A Look Ahead
I’ll conclude this article with a quick look ahead at the spoilers and I’ll give my two cents on exciting cards that will help the Night’s Watch to better achieve their goals.
I’m a little late, as this chapter pack is all but out now, but this article has been sitting on my hard drive a little too long.
This character will immediately become the centerpiece for a Night’s Watch Banner of the Sun deck and she will make defending the Wall so much easier. Not only is she essentially a “pick an icon” character, but she also denies her opponents icons at the same time. This could really alter the way the Wall is defended and is by far the card I am most excited for in the next few chapter packs.
Another icon manipulation character? Awesome! Can defend any 1 challenge you want him to. Pairing him with Syrio is going to be a magical combination.
Being able to add stealth to any character is nice. Being able to add a military icon is awesome as well. Syrio can train your ravens to peck your opponent’s eyes out and also create another barrier to stealth getting through the Wall.
Ser Allister Thorne
Another card that will teach your ravens to peck out eyes. This card has a sort of faux ambush and it makes it very hard to win a military challenge against you; at the very least it guarantees you’ll be able to oppose military. It is a little worrisome that you could save 4 gold and then your opponent can choose not to initiate a military challenge so that you can’t play him, but that could be used as bait as well.

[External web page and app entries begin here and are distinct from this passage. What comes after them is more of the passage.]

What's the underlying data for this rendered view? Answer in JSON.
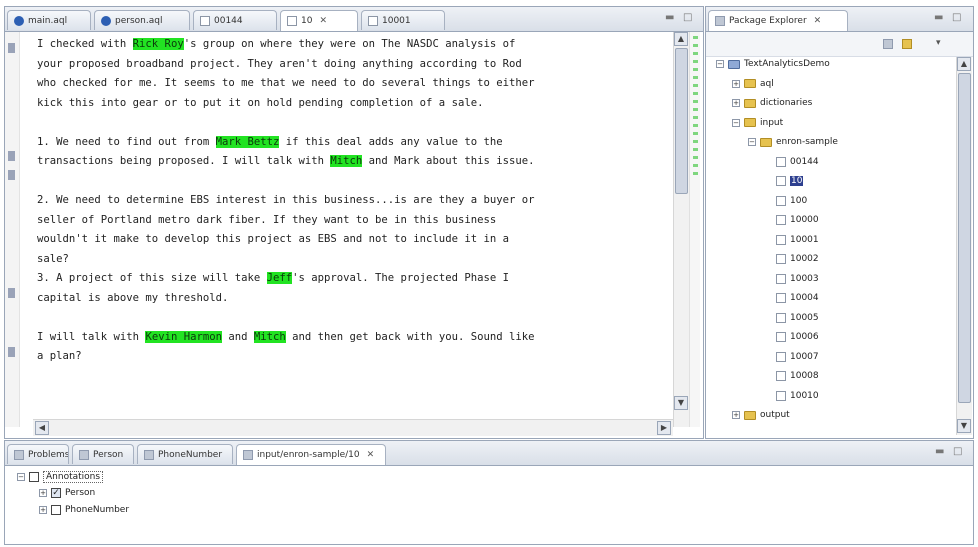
{
  "editor": {
    "tabs": [
      {
        "label": "main.aql",
        "icon": "java-icon"
      },
      {
        "label": "person.aql",
        "icon": "java-icon"
      },
      {
        "label": "00144",
        "icon": "file-icon"
      },
      {
        "label": "10",
        "icon": "file-icon",
        "active": true
      },
      {
        "label": "10001",
        "icon": "file-icon"
      }
    ],
    "close_glyph": "✕",
    "lines": [
      [
        {
          "t": "I checked with "
        },
        {
          "t": "Rick Roy",
          "h": true
        },
        {
          "t": "'s group on where they were on The NASDC analysis of"
        }
      ],
      [
        {
          "t": "your proposed broadband project. They aren't doing anything according to Rod"
        }
      ],
      [
        {
          "t": "who checked for me. It seems to me that we need to do several things to either"
        }
      ],
      [
        {
          "t": "kick this into gear or to put it on hold pending completion of a sale."
        }
      ],
      [],
      [
        {
          "t": "1. We need to find out from "
        },
        {
          "t": "Mark Bettz",
          "h": true
        },
        {
          "t": " if this deal adds any value to the"
        }
      ],
      [
        {
          "t": "transactions being proposed. I will talk with "
        },
        {
          "t": "Mitch",
          "h": true
        },
        {
          "t": " and Mark about this issue."
        }
      ],
      [],
      [
        {
          "t": "2. We need to determine EBS interest in this business...is are they a buyer or"
        }
      ],
      [
        {
          "t": "seller of Portland metro dark fiber. If they want to be in this business"
        }
      ],
      [
        {
          "t": "wouldn't it make to develop this project as EBS and not to include it in a"
        }
      ],
      [
        {
          "t": "sale?"
        }
      ],
      [
        {
          "t": "3. A project of this size will take "
        },
        {
          "t": "Jeff",
          "h": true
        },
        {
          "t": "'s approval. The projected Phase I"
        }
      ],
      [
        {
          "t": "capital is above my threshold."
        }
      ],
      [],
      [
        {
          "t": "I will talk with "
        },
        {
          "t": "Kevin Harmon",
          "h": true
        },
        {
          "t": " and "
        },
        {
          "t": "Mitch",
          "h": true
        },
        {
          "t": " and then get back with you. Sound like"
        }
      ],
      [
        {
          "t": "a plan?"
        }
      ]
    ]
  },
  "package_explorer": {
    "title": "Package Explorer",
    "close_glyph": "✕",
    "tree": [
      {
        "label": "TextAnalyticsDemo",
        "level": 0,
        "twisty": "−",
        "icon": "project-icon"
      },
      {
        "label": "aql",
        "level": 1,
        "twisty": "+",
        "icon": "folder-icon"
      },
      {
        "label": "dictionaries",
        "level": 1,
        "twisty": "+",
        "icon": "folder-icon"
      },
      {
        "label": "input",
        "level": 1,
        "twisty": "−",
        "icon": "folder-icon"
      },
      {
        "label": "enron-sample",
        "level": 2,
        "twisty": "−",
        "icon": "folder-icon"
      },
      {
        "label": "00144",
        "level": 3,
        "icon": "file-icon"
      },
      {
        "label": "10",
        "level": 3,
        "icon": "file-icon",
        "selected": true
      },
      {
        "label": "100",
        "level": 3,
        "icon": "file-icon"
      },
      {
        "label": "10000",
        "level": 3,
        "icon": "file-icon"
      },
      {
        "label": "10001",
        "level": 3,
        "icon": "file-icon"
      },
      {
        "label": "10002",
        "level": 3,
        "icon": "file-icon"
      },
      {
        "label": "10003",
        "level": 3,
        "icon": "file-icon"
      },
      {
        "label": "10004",
        "level": 3,
        "icon": "file-icon"
      },
      {
        "label": "10005",
        "level": 3,
        "icon": "file-icon"
      },
      {
        "label": "10006",
        "level": 3,
        "icon": "file-icon"
      },
      {
        "label": "10007",
        "level": 3,
        "icon": "file-icon"
      },
      {
        "label": "10008",
        "level": 3,
        "icon": "file-icon"
      },
      {
        "label": "10010",
        "level": 3,
        "icon": "file-icon"
      },
      {
        "label": "output",
        "level": 1,
        "twisty": "+",
        "icon": "folder-icon"
      }
    ]
  },
  "bottom": {
    "tabs": [
      {
        "label": "Problems"
      },
      {
        "label": "Person"
      },
      {
        "label": "PhoneNumber"
      },
      {
        "label": "input/enron-sample/10",
        "active": true
      }
    ],
    "close_glyph": "✕",
    "tree": [
      {
        "label": "Annotations",
        "level": 0,
        "twisty": "−",
        "checked": false
      },
      {
        "label": "Person",
        "level": 1,
        "twisty": "+",
        "checked": true
      },
      {
        "label": "PhoneNumber",
        "level": 1,
        "twisty": "+",
        "checked": false
      }
    ]
  },
  "colors": {
    "highlight": "#22e322",
    "selection": "#2d3f8f",
    "chrome": "#dde3ec"
  }
}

For the Watch
A defensive plot with good gold, good initiative and an effect that can really ruin your opponent’s day if they played A Game of Thrones or Sneak Attack. It also makes Old Bear’s ability slightly easier to trigger and makes it so that you only have to defend 2 challenges that turn rather than 3 (assuming they don’t have a card that gives them a 4th challenge that turn)
This is a little shagga, but I can’t help but look forward to a deck that is based on Chamber of the Painted Table, Iron Throne and Gendry. Lots of power at dominance and you can sacrifice bastards in hiding if you end up losing dominance somehow. Could become a very boom or bust deck, but would likely be very entertaining to play. Or frustrating. One of the two.

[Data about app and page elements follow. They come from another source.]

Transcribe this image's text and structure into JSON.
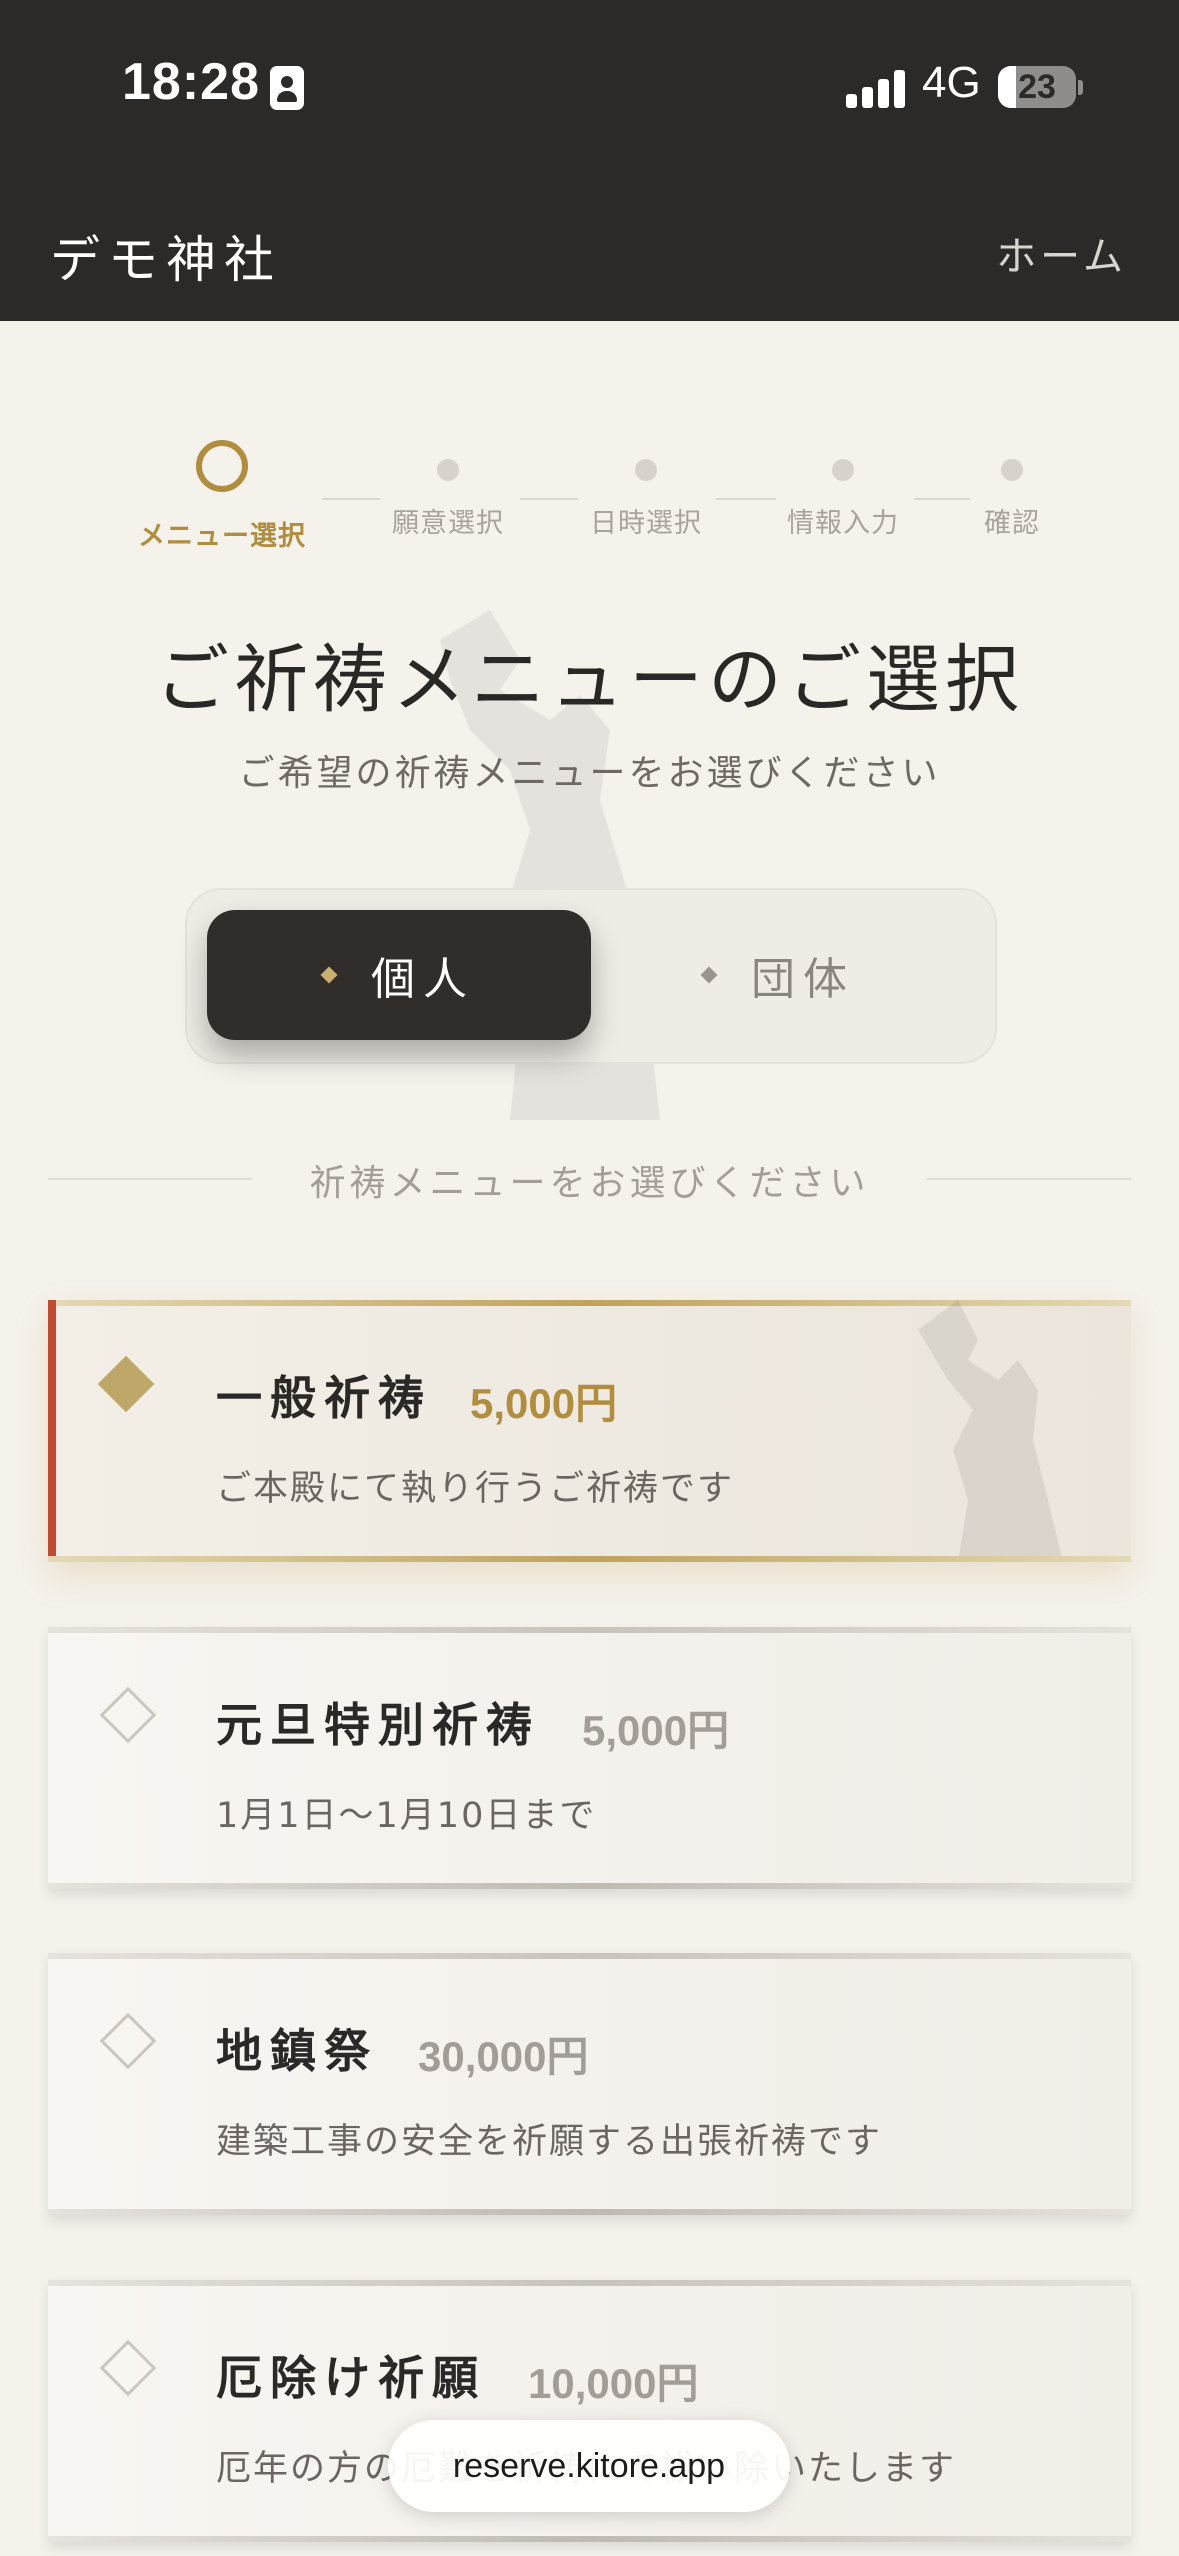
{
  "status_bar": {
    "time": "18:28",
    "network": "4G",
    "battery": "23",
    "battery_level": 0.23
  },
  "header": {
    "shrine_name": "デモ神社",
    "home_link": "ホーム"
  },
  "stepper": {
    "steps": [
      {
        "label": "メニュー選択",
        "active": true
      },
      {
        "label": "願意選択",
        "active": false
      },
      {
        "label": "日時選択",
        "active": false
      },
      {
        "label": "情報入力",
        "active": false
      },
      {
        "label": "確認",
        "active": false
      }
    ]
  },
  "title": "ご祈祷メニューのご選択",
  "subtitle": "ご希望の祈祷メニューをお選びください",
  "toggle": {
    "options": [
      {
        "label": "個人",
        "selected": true
      },
      {
        "label": "団体",
        "selected": false
      }
    ]
  },
  "section_label": "祈祷メニューをお選びください",
  "menus": [
    {
      "title": "一般祈祷",
      "price": "5,000円",
      "description": "ご本殿にて執り行うご祈祷です",
      "selected": true
    },
    {
      "title": "元旦特別祈祷",
      "price": "5,000円",
      "description": "1月1日〜1月10日まで",
      "selected": false
    },
    {
      "title": "地鎮祭",
      "price": "30,000円",
      "description": "建築工事の安全を祈願する出張祈祷です",
      "selected": false
    },
    {
      "title": "厄除け祈願",
      "price": "10,000円",
      "description": "厄年の方の厄難を祈祷にて祓い除いたします",
      "selected": false
    }
  ],
  "url_bar": "reserve.kitore.app",
  "colors": {
    "header_bg": "#2c2a29",
    "accent_gold": "#b08d3f",
    "selected_stripe": "#c04a32",
    "page_bg": "#f5f2ec"
  }
}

Septa Mordane gives Sansa +2 strength and renown and Arya an intrigue icon and immunity to opponent’s plots. That means Arya is a stealth tricon as long as she has a dupe and Sansa is a 4 strength bicon who gains a power when she stands and a power when she wins a challenge. Very good for both characters.

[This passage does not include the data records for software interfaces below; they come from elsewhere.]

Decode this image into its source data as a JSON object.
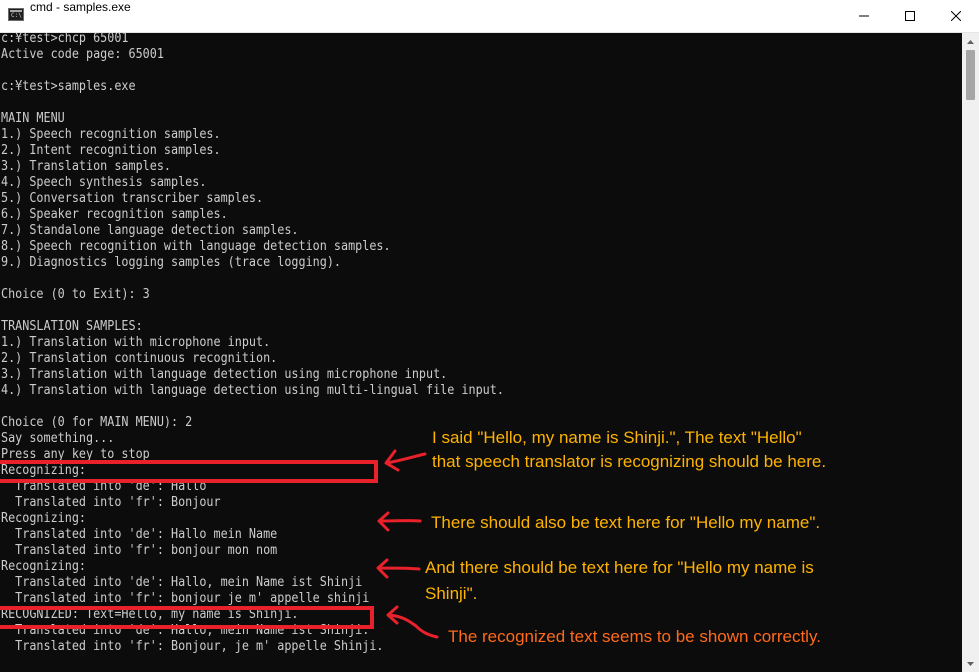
{
  "window": {
    "title": "cmd - samples.exe",
    "icon": "cmd-icon",
    "icon_text": "C:\\"
  },
  "terminal": {
    "lines": [
      "c:¥test>chcp 65001",
      "Active code page: 65001",
      "",
      "c:¥test>samples.exe",
      "",
      "MAIN MENU",
      "1.) Speech recognition samples.",
      "2.) Intent recognition samples.",
      "3.) Translation samples.",
      "4.) Speech synthesis samples.",
      "5.) Conversation transcriber samples.",
      "6.) Speaker recognition samples.",
      "7.) Standalone language detection samples.",
      "8.) Speech recognition with language detection samples.",
      "9.) Diagnostics logging samples (trace logging).",
      "",
      "Choice (0 to Exit): 3",
      "",
      "TRANSLATION SAMPLES:",
      "1.) Translation with microphone input.",
      "2.) Translation continuous recognition.",
      "3.) Translation with language detection using microphone input.",
      "4.) Translation with language detection using multi-lingual file input.",
      "",
      "Choice (0 for MAIN MENU): 2",
      "Say something...",
      "Press any key to stop",
      "Recognizing:",
      "  Translated into 'de': Hallo",
      "  Translated into 'fr': Bonjour",
      "Recognizing:",
      "  Translated into 'de': Hallo mein Name",
      "  Translated into 'fr': bonjour mon nom",
      "Recognizing:",
      "  Translated into 'de': Hallo, mein Name ist Shinji",
      "  Translated into 'fr': bonjour je m' appelle shinji",
      "RECOGNIZED: Text=Hello, my name is Shinji.",
      "  Translated into 'de': Hallo, mein Name ist Shinji.",
      "  Translated into 'fr': Bonjour, je m' appelle Shinji."
    ]
  },
  "annotations": {
    "note1_line1": "I said \"Hello, my name is Shinji.\", The text \"Hello\"",
    "note1_line2": "that speech translator is recognizing should be here.",
    "note2": "There should also be text here for \"Hello my name\".",
    "note3_line1": "And there should be text here for \"Hello my name is",
    "note3_line2": "Shinji\".",
    "note4": "The recognized text seems to be shown correctly.",
    "colors": {
      "note": "#ffb300",
      "note_red": "#ff6a1a",
      "highlight": "#e8212b"
    }
  }
}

Old Bear’s Raven
Attachable stealth is very nice. It doesn’t specify that it has to be a Night’s Watch character, so that makes it better. Making Old Bear a stealth tricon who doesn’t kneel to defend when the Wall is out? Amazing.
There are some locations that are very hard to get around. Plaza of Punishment is very dangerous against a low cost deck that the Night’s Watch typically enjoys running. Being able to blank the Plaza of Punishment, or a draw location or even an opponent’s Iron Throne so that your Iron Throne wins you dominance are all very nice effects.
Thank you for taking the time to read this article. I hope you enjoyed reading all my thoughts about the Night’s Watch. We will continue to churn out articles, videos, podcasts and blogs about A Game of Thrones LCG 2.0 Edition, so if you have any suggestions or comments how to improve the site, content or have a topic you’d like to hear about, feel free to comment below, or email us.